The Magical Power of the Read Aloud
Meet the Maker
Linda Krystek, Director of Curriculum, Instruction, & Assessment
What is something interesting we would not know about you just by looking?
I gave birth to my four children at home with the assistance of a midwife. I found it to be such an empowering and joyful experience that I became a childbirth educator to assist other expectant parents in the process of creating individualized birth plans. This was whether they planned to give birth at home or in the hospital. I also served as a doula for many of my students and attended about 60 births. Each one a magical experience.
Who was your most unique pet?
I have had several unique class pets over the course of my tenure as an elementary teacher. This includes hamsters named Chip and Dale, Scotty Scorpion (found in the boys’ bathroom upstairs), Speedy the turtle, Blueberry (a blue belly lizard missing his tail that one of my learners rescued), an anole, a pair of walking sticks, a Jerusalem beetle we found during lunch outside, and the overall favorite, Honey Bunny.
Linda Hoyt, author of the Interactive Read-Alouds: Linking Standards, Fluency, and Comprehension Series, writes, “I believe that read-alouds reach their highest level of potency when they are based on a careful balance between fiction and nonfiction — exposing learners to the language forms and structures of the many different text types they need to control as a reader. The language of a set of directions, an informational poem, a Seymour Simon description, and a newspaper all differ dramatically from the language of a novel or picture book. If we are to empower students as readers of all the texts in their world, we must ensure they have ample opportunity to listen to and reflect upon the broadest possible range of text types. Read-aloud weaves a rich tapestry of wonder and thoughtful reflection that gains strength and momentum when built upon a wide range of subjects and differing text structures.”
This Week’s Focus
How can we use the power of reading aloud to cultivate a love of reading that advances their literacy skills and lifelong learning?

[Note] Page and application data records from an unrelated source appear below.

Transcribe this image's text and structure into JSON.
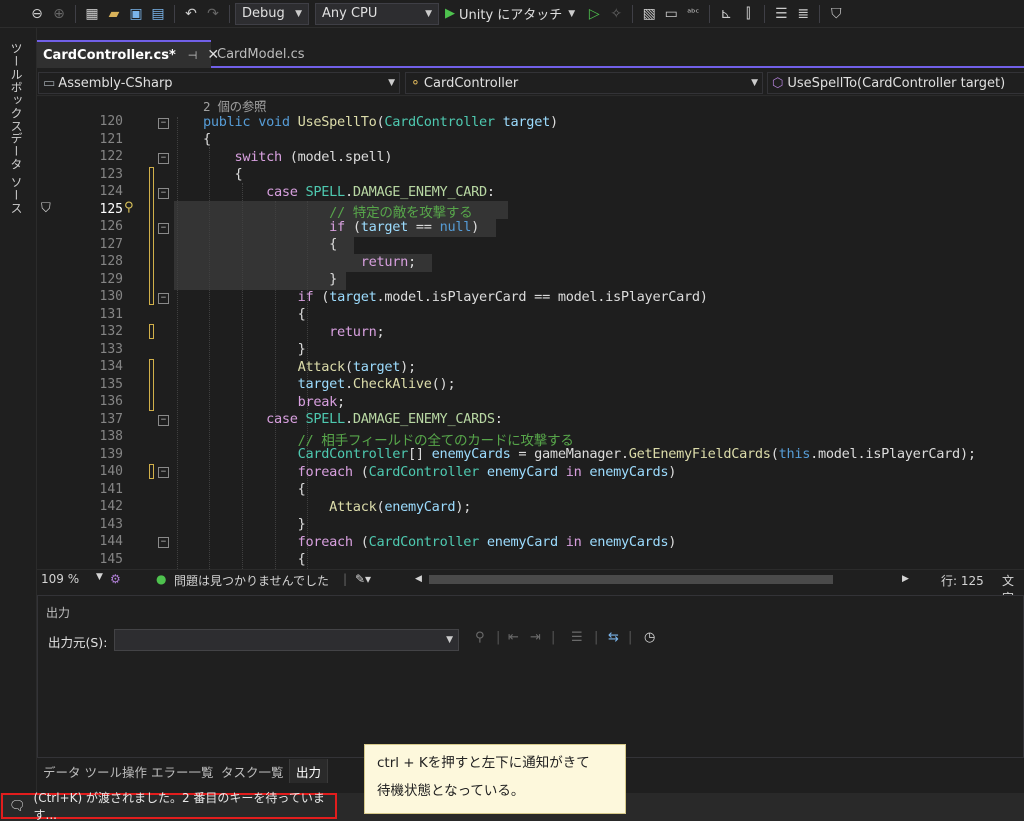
{
  "toolbar": {
    "config": "Debug",
    "platform": "Any CPU",
    "attach": "Unity にアタッチ"
  },
  "sidebar": {
    "toolbox": "ツールボックス",
    "datasource": "データ ソース"
  },
  "tabs": {
    "active": "CardController.cs*",
    "inactive": "CardModel.cs"
  },
  "navbar": {
    "project": "Assembly-CSharp",
    "type": "CardController",
    "member": "UseSpellTo(CardController target)"
  },
  "code": {
    "ref_count": "2 個の参照",
    "line_numbers": [
      "120",
      "121",
      "122",
      "123",
      "124",
      "125",
      "126",
      "127",
      "128",
      "129",
      "130",
      "131",
      "132",
      "133",
      "134",
      "135",
      "136",
      "137",
      "138",
      "139",
      "140",
      "141",
      "142",
      "143",
      "144",
      "145"
    ],
    "comment_125": "// 特定の敵を攻撃する",
    "comment_138": "// 相手フィールドの全てのカードに攻撃する"
  },
  "editor_status": {
    "zoom": "109 %",
    "issues": "問題は見つかりませんでした",
    "position": "行: 125",
    "chars": "文字"
  },
  "output": {
    "title": "出力",
    "source_label": "出力元(S):",
    "source_value": ""
  },
  "bottom_tabs": [
    "データ ツール操作",
    "エラー一覧",
    "タスク一覧",
    "出力"
  ],
  "status": {
    "notice": "(Ctrl+K) が渡されました。2 番目のキーを待っています..."
  },
  "callout": {
    "line1": "ctrl + Kを押すと左下に通知がきて",
    "line2": "待機状態となっている。"
  },
  "colors": {
    "accent": "#7160e8",
    "highlight_box": "#e21d1d",
    "callout_bg": "#fdf8dc"
  }
}
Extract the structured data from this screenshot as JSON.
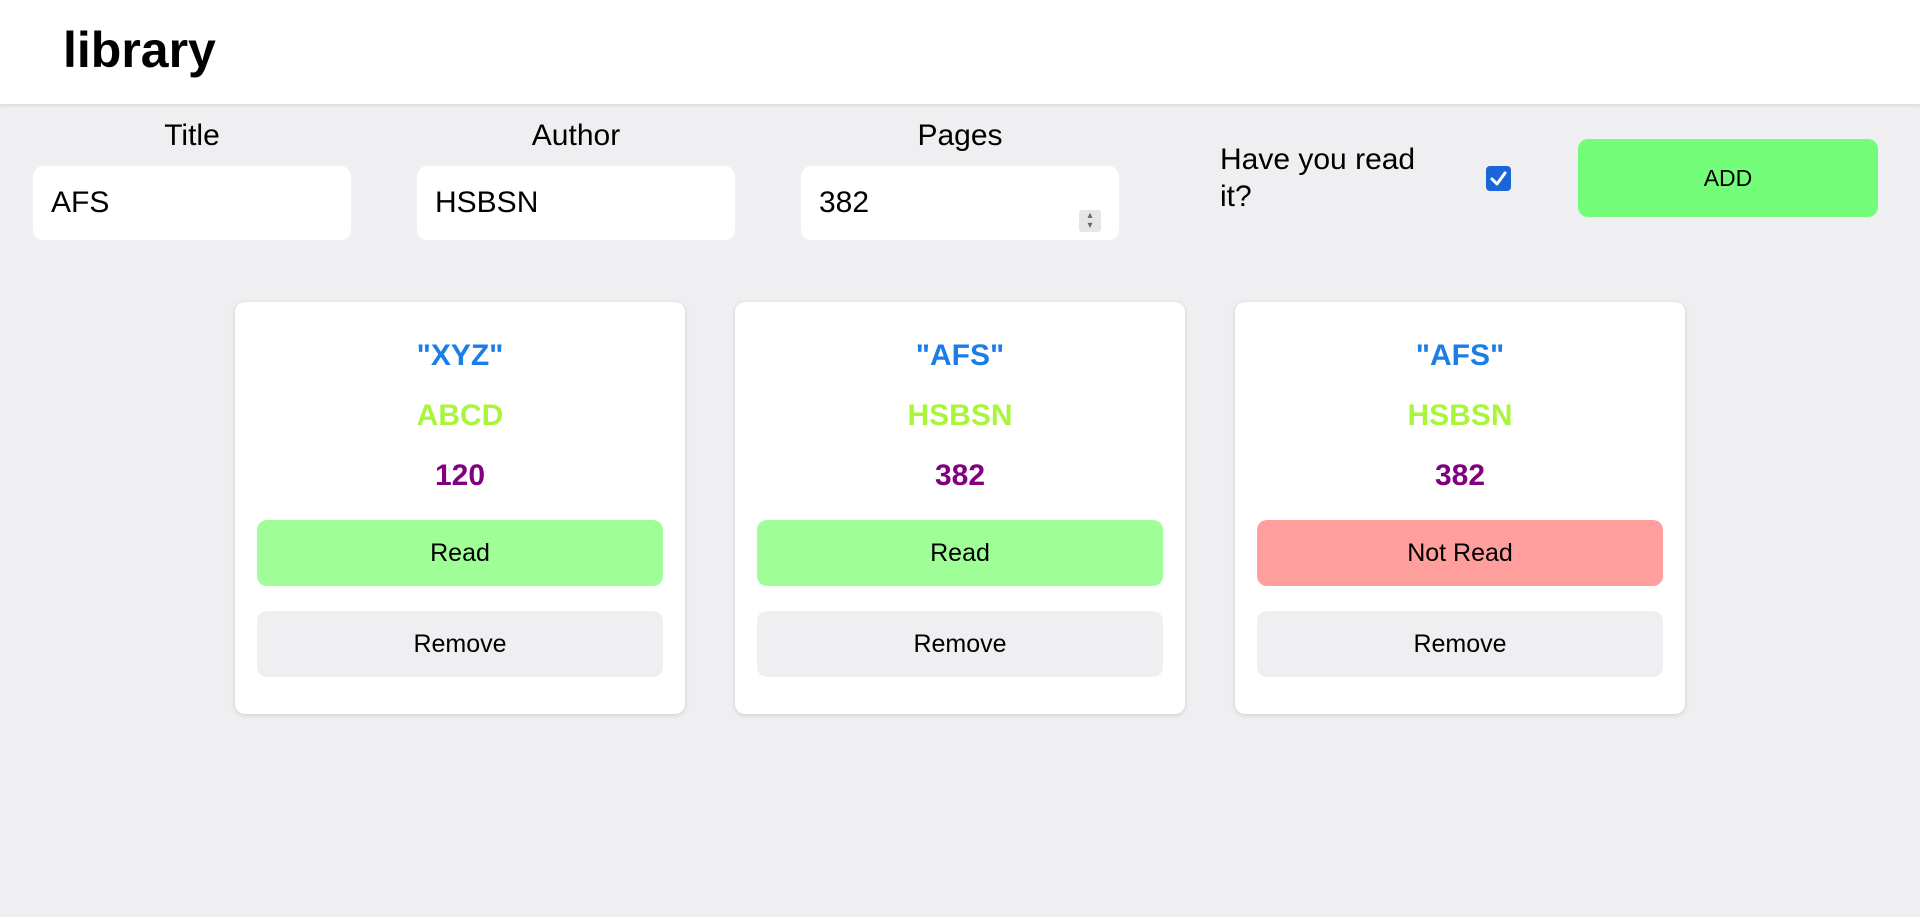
{
  "app": {
    "title": "library"
  },
  "form": {
    "title_label": "Title",
    "title_value": "AFS",
    "author_label": "Author",
    "author_value": "HSBSN",
    "pages_label": "Pages",
    "pages_value": "382",
    "read_label": "Have you read it?",
    "read_checked": true,
    "add_label": "ADD"
  },
  "books": [
    {
      "title": "\"XYZ\"",
      "author": "ABCD",
      "pages": "120",
      "status": "Read",
      "remove": "Remove"
    },
    {
      "title": "\"AFS\"",
      "author": "HSBSN",
      "pages": "382",
      "status": "Read",
      "remove": "Remove"
    },
    {
      "title": "\"AFS\"",
      "author": "HSBSN",
      "pages": "382",
      "status": "Not Read",
      "remove": "Remove"
    }
  ],
  "colors": {
    "title": "#1a7de8",
    "author": "#a8f53a",
    "pages": "#800080",
    "read": "#9ffe98",
    "not_read": "#fe9e9d",
    "add": "#74fd79",
    "background": "#efeef0"
  },
  "icons": {
    "checkbox": "checkmark-icon",
    "spinner": "spin-arrows-icon"
  }
}
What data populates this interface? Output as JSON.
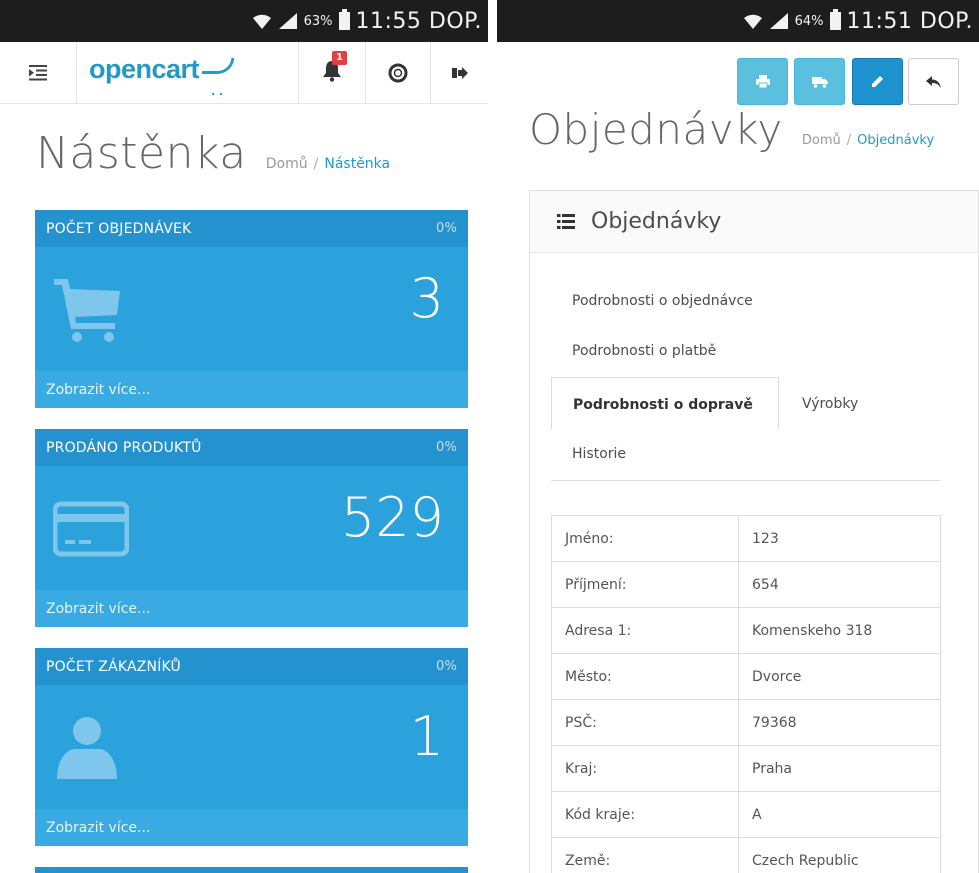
{
  "left": {
    "status": {
      "battery": "63%",
      "time": "11:55 DOP."
    },
    "header": {
      "logo": "opencart",
      "notifications_count": "1"
    },
    "page": {
      "title": "Nástěnka",
      "breadcrumb": [
        "Domů",
        "Nástěnka"
      ]
    },
    "tiles": [
      {
        "title": "POČET OBJEDNÁVEK",
        "percent": "0%",
        "value": "3",
        "icon": "shopping-cart-icon",
        "link": "Zobrazit více..."
      },
      {
        "title": "PRODÁNO PRODUKTŮ",
        "percent": "0%",
        "value": "529",
        "icon": "credit-card-icon",
        "link": "Zobrazit více..."
      },
      {
        "title": "POČET ZÁKAZNÍKŮ",
        "percent": "0%",
        "value": "1",
        "icon": "user-icon",
        "link": "Zobrazit více..."
      }
    ]
  },
  "right": {
    "status": {
      "battery": "64%",
      "time": "11:51 DOP."
    },
    "toolbar": [
      "print-icon",
      "truck-icon",
      "pencil-icon",
      "reply-icon"
    ],
    "page": {
      "title": "Objednávky",
      "breadcrumb": [
        "Domů",
        "Objednávky"
      ]
    },
    "panel_title": "Objednávky",
    "tabs": [
      "Podrobnosti o objednávce",
      "Podrobnosti o platbě",
      "Podrobnosti o dopravě",
      "Výrobky",
      "Historie"
    ],
    "active_tab": "Podrobnosti o dopravě",
    "details": [
      {
        "label": "Jméno:",
        "value": "123"
      },
      {
        "label": "Příjmení:",
        "value": "654"
      },
      {
        "label": "Adresa 1:",
        "value": "Komenskeho 318"
      },
      {
        "label": "Město:",
        "value": "Dvorce"
      },
      {
        "label": "PSČ:",
        "value": "79368"
      },
      {
        "label": "Kraj:",
        "value": "Praha"
      },
      {
        "label": "Kód kraje:",
        "value": "A"
      },
      {
        "label": "Země:",
        "value": "Czech Republic"
      }
    ]
  },
  "colors": {
    "accent": "#229ac8",
    "tile": "#2ca2dd",
    "tile_head": "#2492cf",
    "badge": "#e23f3f"
  }
}
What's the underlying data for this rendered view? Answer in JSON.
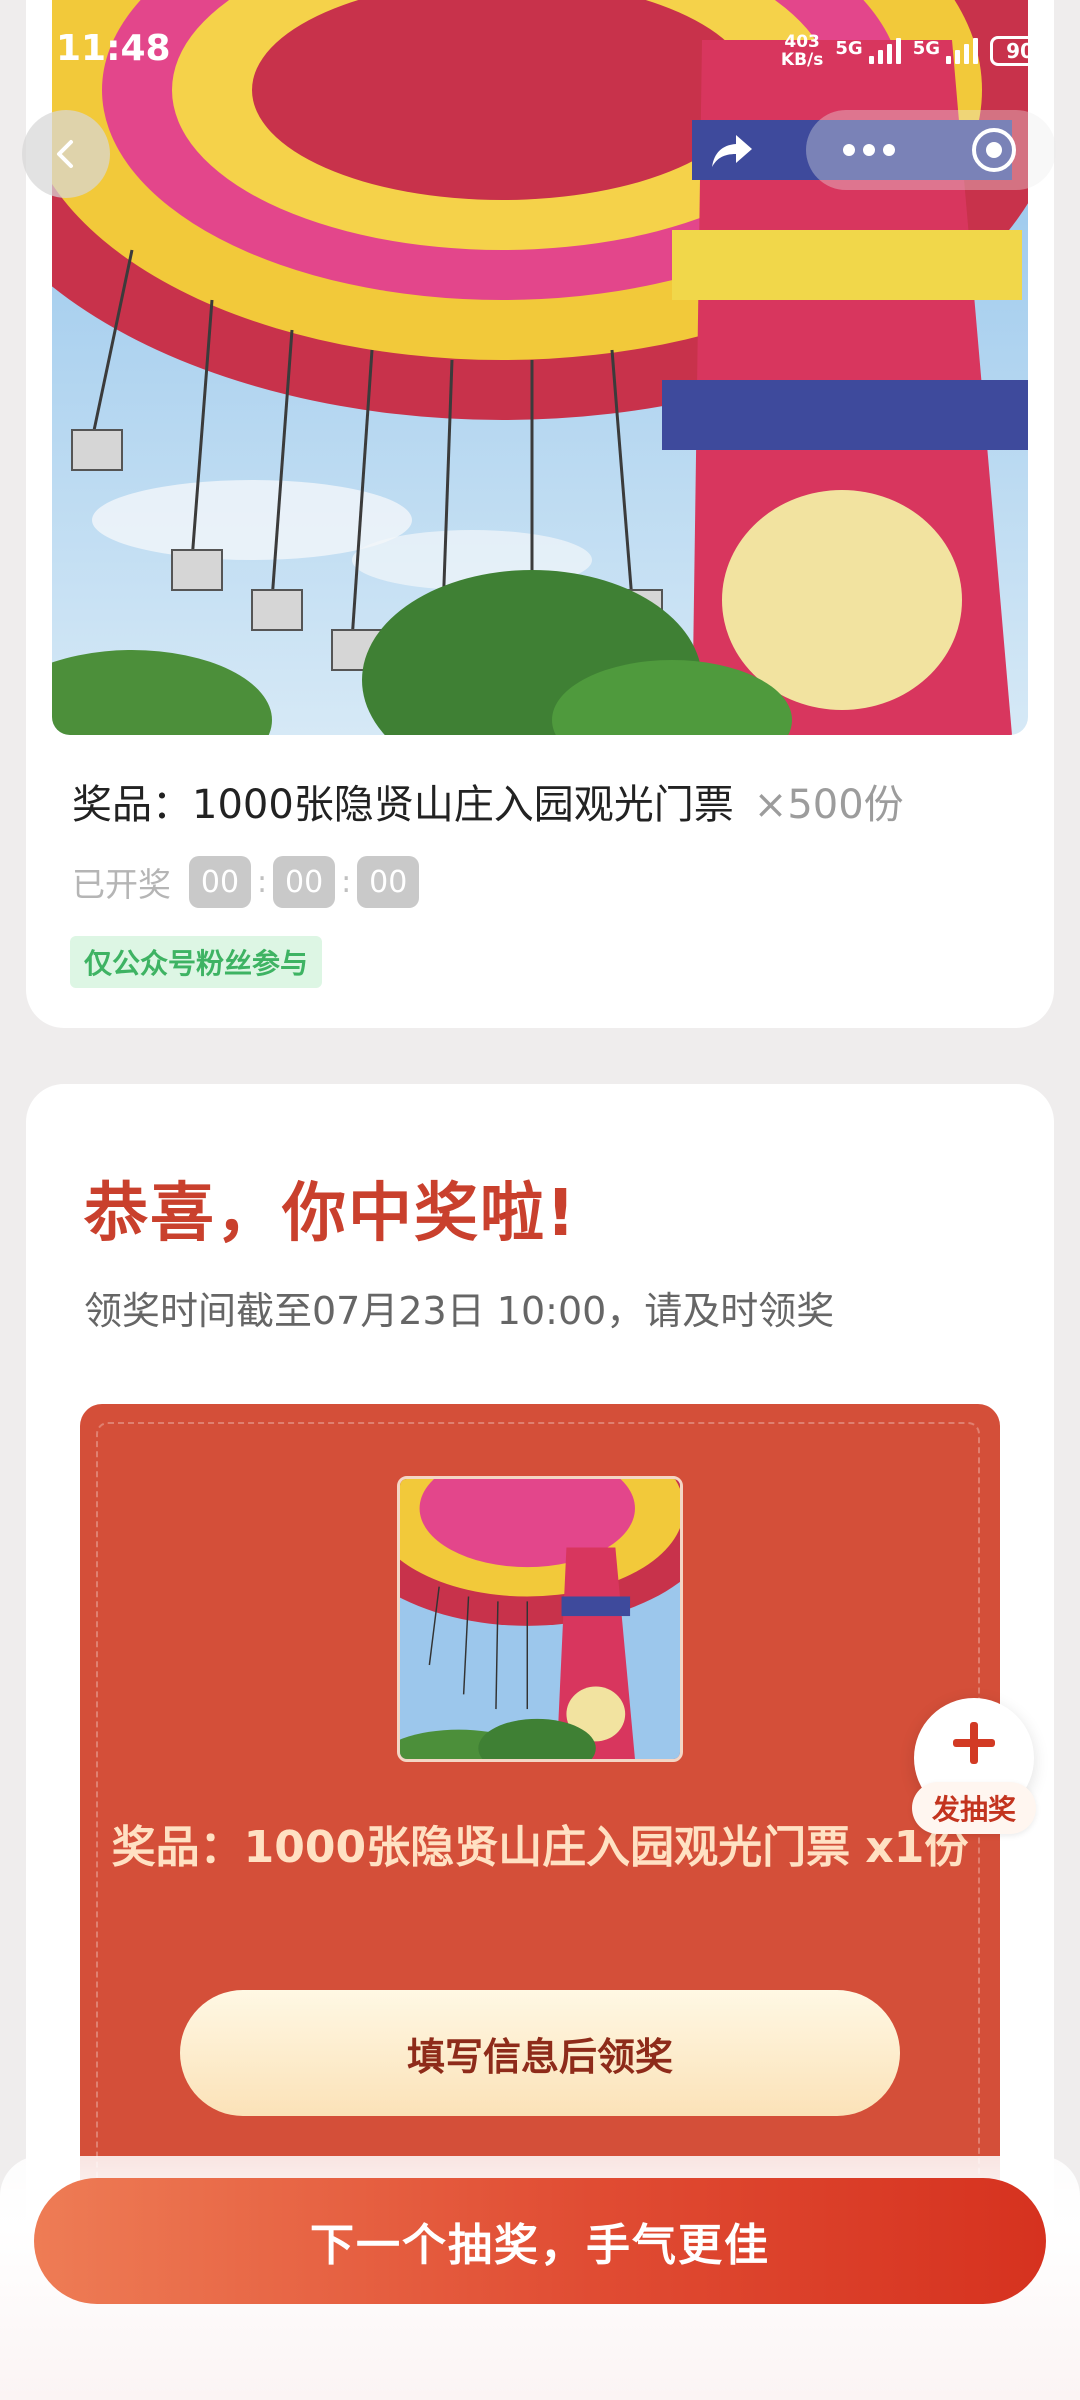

At what grade should educators stop reading aloud to their learners? I am a staunch believer that reading aloud can and should be a daily occurrence, not only in primary and elementary grades, but in middle and high school as well. Read-alouds aren’t just passive listening activities for our youngest learners, but a tool for building listening and comprehension skills, vocabulary acquisition, developing empathy and building connections to content for learners of all ages; elementary, middle and high school.
Reading aloud is a teacher’s secret weapon to inspire their students to read on their own, model good reading, promote critical thinking and discourse and is a proven way to build community in the classroom.